■ INFORMATION GIVEN:
·····
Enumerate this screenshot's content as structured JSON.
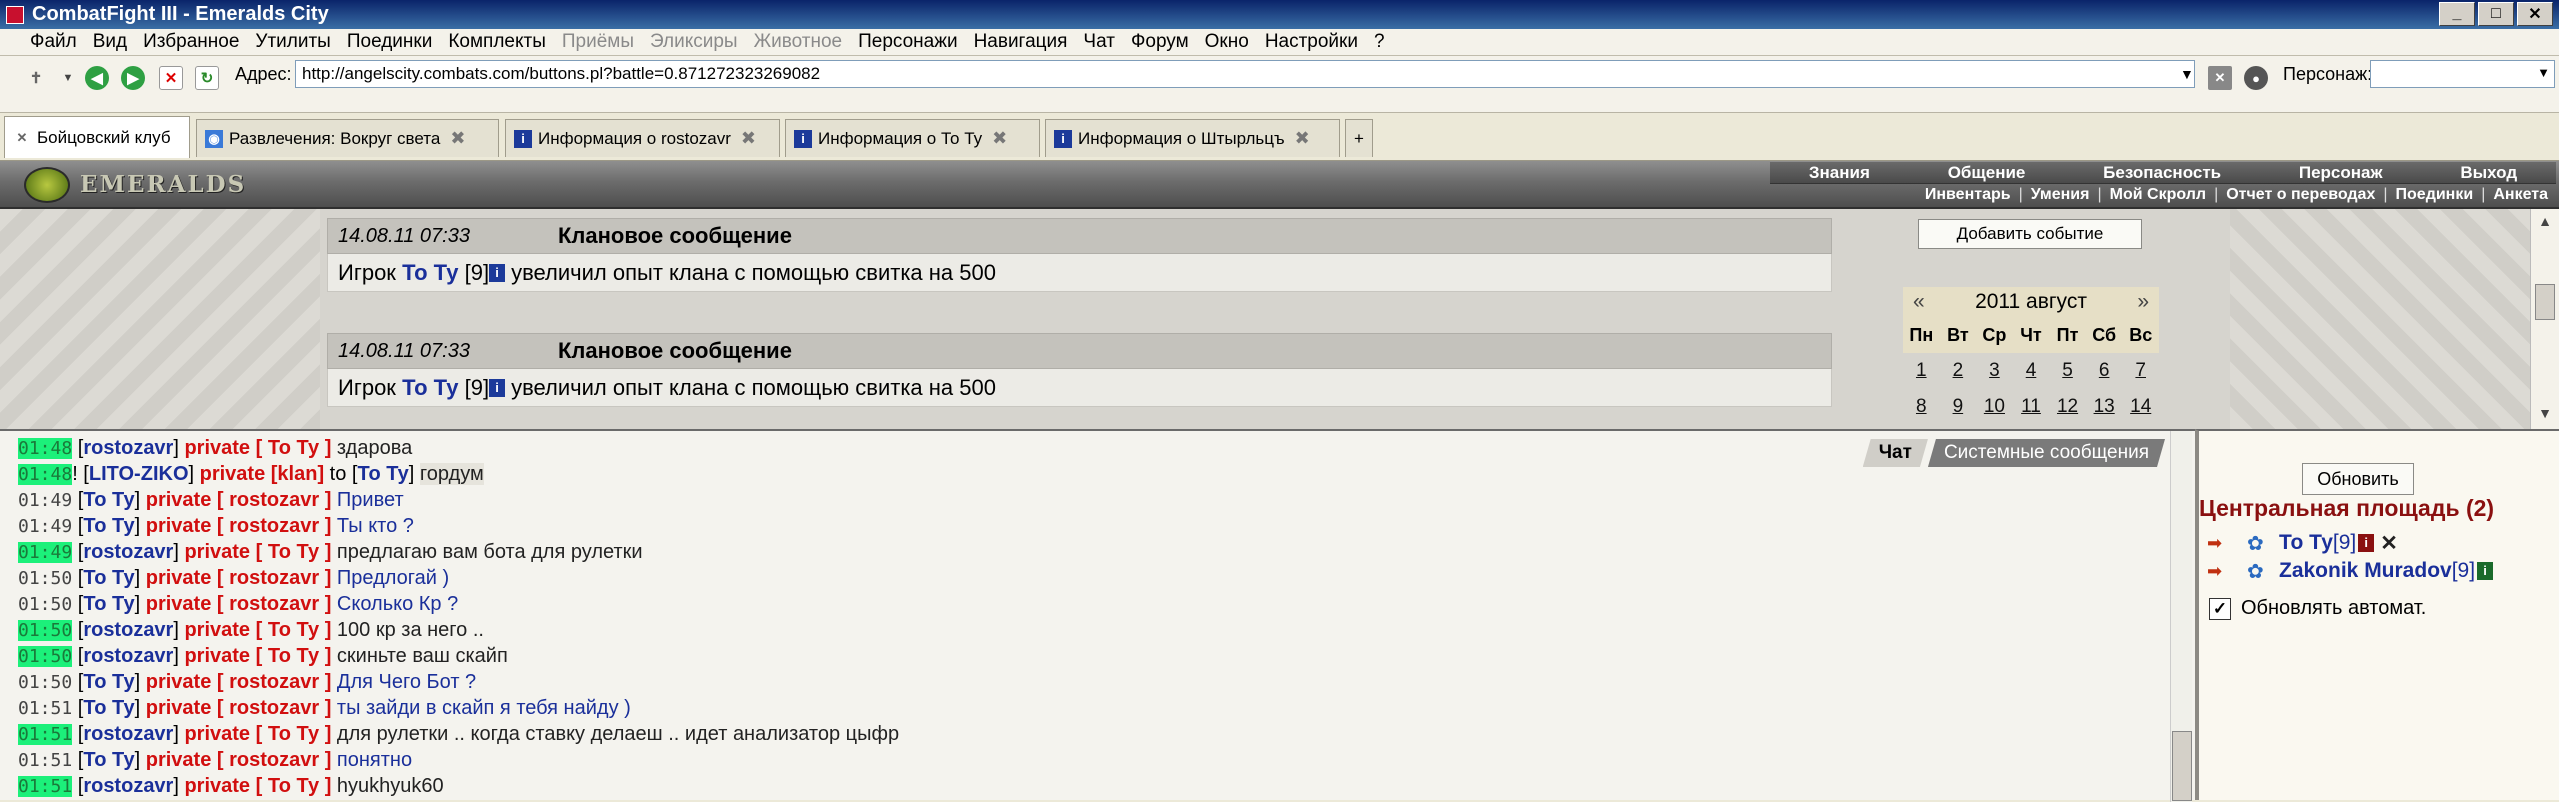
{
  "window": {
    "title": "CombatFight III - Emeralds City"
  },
  "menu": [
    "Файл",
    "Вид",
    "Избранное",
    "Утилиты",
    "Поединки",
    "Комплекты",
    "Приёмы",
    "Эликсиры",
    "Животное",
    "Персонажи",
    "Навигация",
    "Чат",
    "Форум",
    "Окно",
    "Настройки",
    "?"
  ],
  "menu_disabled": [
    "Приёмы",
    "Эликсиры",
    "Животное"
  ],
  "address": {
    "label": "Адрес:",
    "url": "http://angelscity.combats.com/buttons.pl?battle=0.871272323269082",
    "person_label": "Персонаж:"
  },
  "tabs": [
    {
      "label": "Бойцовский клуб",
      "active": true
    },
    {
      "label": "Развлечения: Вокруг света",
      "active": false
    },
    {
      "label": "Информация о rostozavr",
      "active": false
    },
    {
      "label": "Информация о То Ту",
      "active": false
    },
    {
      "label": "Информация о Штырльцъ",
      "active": false
    }
  ],
  "banner": {
    "logo": "EMERALDS",
    "top_nav": [
      "Знания",
      "Общение",
      "Безопасность",
      "Персонаж",
      "Выход"
    ],
    "sub_nav": [
      "Инвентарь",
      "Умения",
      "Мой Скролл",
      "Отчет о переводах",
      "Поединки",
      "Анкета"
    ]
  },
  "events": [
    {
      "date": "14.08.11 07:33",
      "title": "Клановое сообщение",
      "prefix": "Игрок",
      "player": "То Ту",
      "level": "[9]",
      "text": "увеличил опыт клана с помощью свитка на 500"
    },
    {
      "date": "14.08.11 07:33",
      "title": "Клановое сообщение",
      "prefix": "Игрок",
      "player": "То Ту",
      "level": "[9]",
      "text": "увеличил опыт клана с помощью свитка на 500"
    }
  ],
  "add_event_label": "Добавить событие",
  "calendar": {
    "prev": "«",
    "next": "»",
    "month": "2011 август",
    "weekdays": [
      "Пн",
      "Вт",
      "Ср",
      "Чт",
      "Пт",
      "Сб",
      "Вс"
    ],
    "days": [
      "1",
      "2",
      "3",
      "4",
      "5",
      "6",
      "7",
      "8",
      "9",
      "10",
      "11",
      "12",
      "13",
      "14"
    ]
  },
  "chat_tabs": {
    "chat": "Чат",
    "system": "Системные сообщения"
  },
  "chat": [
    {
      "time": "01:48",
      "hl": true,
      "from": "rostozavr",
      "priv": "private [ То Ту ]",
      "text": "здарова",
      "dark": true
    },
    {
      "time": "01:48",
      "hl": true,
      "mark": "!",
      "from": "LITO-ZIKO",
      "priv": "private [klan]",
      "to": "to",
      "to_nick": "То Ту",
      "text": "гордум",
      "dark": true,
      "me": true
    },
    {
      "time": "01:49",
      "hl": false,
      "from": "То Ту",
      "priv": "private [ rostozavr ]",
      "text": "Привет",
      "dark": false
    },
    {
      "time": "01:49",
      "hl": false,
      "from": "То Ту",
      "priv": "private [ rostozavr ]",
      "text": "Ты кто ?",
      "dark": false
    },
    {
      "time": "01:49",
      "hl": true,
      "from": "rostozavr",
      "priv": "private [ То Ту ]",
      "text": "предлагаю вам бота для рулетки",
      "dark": true
    },
    {
      "time": "01:50",
      "hl": false,
      "from": "То Ту",
      "priv": "private [ rostozavr ]",
      "text": "Предлогай )",
      "dark": false
    },
    {
      "time": "01:50",
      "hl": false,
      "from": "То Ту",
      "priv": "private [ rostozavr ]",
      "text": "Сколько Кр ?",
      "dark": false
    },
    {
      "time": "01:50",
      "hl": true,
      "from": "rostozavr",
      "priv": "private [ То Ту ]",
      "text": "100 кр за него ..",
      "dark": true
    },
    {
      "time": "01:50",
      "hl": true,
      "from": "rostozavr",
      "priv": "private [ То Ту ]",
      "text": "скиньте ваш скайп",
      "dark": true
    },
    {
      "time": "01:50",
      "hl": false,
      "from": "То Ту",
      "priv": "private [ rostozavr ]",
      "text": "Для Чего Бот ?",
      "dark": false
    },
    {
      "time": "01:51",
      "hl": false,
      "from": "То Ту",
      "priv": "private [ rostozavr ]",
      "text": "ты зайди в скайп я тебя найду )",
      "dark": false
    },
    {
      "time": "01:51",
      "hl": true,
      "from": "rostozavr",
      "priv": "private [ То Ту ]",
      "text": "для рулетки .. когда ставку делаеш .. идет анализатор цыфр",
      "dark": true
    },
    {
      "time": "01:51",
      "hl": false,
      "from": "То Ту",
      "priv": "private [ rostozavr ]",
      "text": "понятно",
      "dark": false
    },
    {
      "time": "01:51",
      "hl": true,
      "from": "rostozavr",
      "priv": "private [ То Ту ]",
      "text": "hyukhyuk60",
      "dark": true
    }
  ],
  "sidebar": {
    "refresh_label": "Обновить",
    "room": "Центральная площадь (2)",
    "users": [
      {
        "name": "То Ту",
        "level": "[9]"
      },
      {
        "name": "Zakonik Muradov",
        "level": "[9]"
      }
    ],
    "auto_label": "Обновлять автомат."
  }
}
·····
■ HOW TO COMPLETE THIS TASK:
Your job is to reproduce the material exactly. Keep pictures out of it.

■ ANSWER BOX:
Enumerate this screenshot's content as structured JSON.
{
  "window": {
    "title": "CombatFight III - Emeralds City"
  },
  "menu": [
    "Файл",
    "Вид",
    "Избранное",
    "Утилиты",
    "Поединки",
    "Комплекты",
    "Приёмы",
    "Эликсиры",
    "Животное",
    "Персонажи",
    "Навигация",
    "Чат",
    "Форум",
    "Окно",
    "Настройки",
    "?"
  ],
  "menu_disabled": [
    "Приёмы",
    "Эликсиры",
    "Животное"
  ],
  "address": {
    "label": "Адрес:",
    "url": "http://angelscity.combats.com/buttons.pl?battle=0.871272323269082",
    "person_label": "Персонаж:"
  },
  "tabs": [
    {
      "label": "Бойцовский клуб",
      "active": true
    },
    {
      "label": "Развлечения: Вокруг света",
      "active": false
    },
    {
      "label": "Информация о rostozavr",
      "active": false
    },
    {
      "label": "Информация о То Ту",
      "active": false
    },
    {
      "label": "Информация о Штырльцъ",
      "active": false
    }
  ],
  "banner": {
    "logo": "EMERALDS",
    "top_nav": [
      "Знания",
      "Общение",
      "Безопасность",
      "Персонаж",
      "Выход"
    ],
    "sub_nav": [
      "Инвентарь",
      "Умения",
      "Мой Скролл",
      "Отчет о переводах",
      "Поединки",
      "Анкета"
    ]
  },
  "events": [
    {
      "date": "14.08.11 07:33",
      "title": "Клановое сообщение",
      "prefix": "Игрок",
      "player": "То Ту",
      "level": "[9]",
      "text": "увеличил опыт клана с помощью свитка на 500"
    },
    {
      "date": "14.08.11 07:33",
      "title": "Клановое сообщение",
      "prefix": "Игрок",
      "player": "То Ту",
      "level": "[9]",
      "text": "увеличил опыт клана с помощью свитка на 500"
    }
  ],
  "add_event_label": "Добавить событие",
  "calendar": {
    "prev": "«",
    "next": "»",
    "month": "2011 август",
    "weekdays": [
      "Пн",
      "Вт",
      "Ср",
      "Чт",
      "Пт",
      "Сб",
      "Вс"
    ],
    "days": [
      "1",
      "2",
      "3",
      "4",
      "5",
      "6",
      "7",
      "8",
      "9",
      "10",
      "11",
      "12",
      "13",
      "14"
    ]
  },
  "chat_tabs": {
    "chat": "Чат",
    "system": "Системные сообщения"
  },
  "chat": [
    {
      "time": "01:48",
      "hl": true,
      "from": "rostozavr",
      "priv": "private [ То Ту ]",
      "text": "здарова",
      "dark": true
    },
    {
      "time": "01:48",
      "hl": true,
      "mark": "!",
      "from": "LITO-ZIKO",
      "priv": "private [klan]",
      "to": "to",
      "to_nick": "То Ту",
      "text": "гордум",
      "dark": true,
      "me": true
    },
    {
      "time": "01:49",
      "hl": false,
      "from": "То Ту",
      "priv": "private [ rostozavr ]",
      "text": "Привет",
      "dark": false
    },
    {
      "time": "01:49",
      "hl": false,
      "from": "То Ту",
      "priv": "private [ rostozavr ]",
      "text": "Ты кто ?",
      "dark": false
    },
    {
      "time": "01:49",
      "hl": true,
      "from": "rostozavr",
      "priv": "private [ То Ту ]",
      "text": "предлагаю вам бота для рулетки",
      "dark": true
    },
    {
      "time": "01:50",
      "hl": false,
      "from": "То Ту",
      "priv": "private [ rostozavr ]",
      "text": "Предлогай )",
      "dark": false
    },
    {
      "time": "01:50",
      "hl": false,
      "from": "То Ту",
      "priv": "private [ rostozavr ]",
      "text": "Сколько Кр ?",
      "dark": false
    },
    {
      "time": "01:50",
      "hl": true,
      "from": "rostozavr",
      "priv": "private [ То Ту ]",
      "text": "100 кр за него ..",
      "dark": true
    },
    {
      "time": "01:50",
      "hl": true,
      "from": "rostozavr",
      "priv": "private [ То Ту ]",
      "text": "скиньте ваш скайп",
      "dark": true
    },
    {
      "time": "01:50",
      "hl": false,
      "from": "То Ту",
      "priv": "private [ rostozavr ]",
      "text": "Для Чего Бот ?",
      "dark": false
    },
    {
      "time": "01:51",
      "hl": false,
      "from": "То Ту",
      "priv": "private [ rostozavr ]",
      "text": "ты зайди в скайп я тебя найду )",
      "dark": false
    },
    {
      "time": "01:51",
      "hl": true,
      "from": "rostozavr",
      "priv": "private [ То Ту ]",
      "text": "для рулетки .. когда ставку делаеш .. идет анализатор цыфр",
      "dark": true
    },
    {
      "time": "01:51",
      "hl": false,
      "from": "То Ту",
      "priv": "private [ rostozavr ]",
      "text": "понятно",
      "dark": false
    },
    {
      "time": "01:51",
      "hl": true,
      "from": "rostozavr",
      "priv": "private [ То Ту ]",
      "text": "hyukhyuk60",
      "dark": true
    }
  ],
  "sidebar": {
    "refresh_label": "Обновить",
    "room": "Центральная площадь (2)",
    "users": [
      {
        "name": "То Ту",
        "level": "[9]"
      },
      {
        "name": "Zakonik Muradov",
        "level": "[9]"
      }
    ],
    "auto_label": "Обновлять автомат."
  }
}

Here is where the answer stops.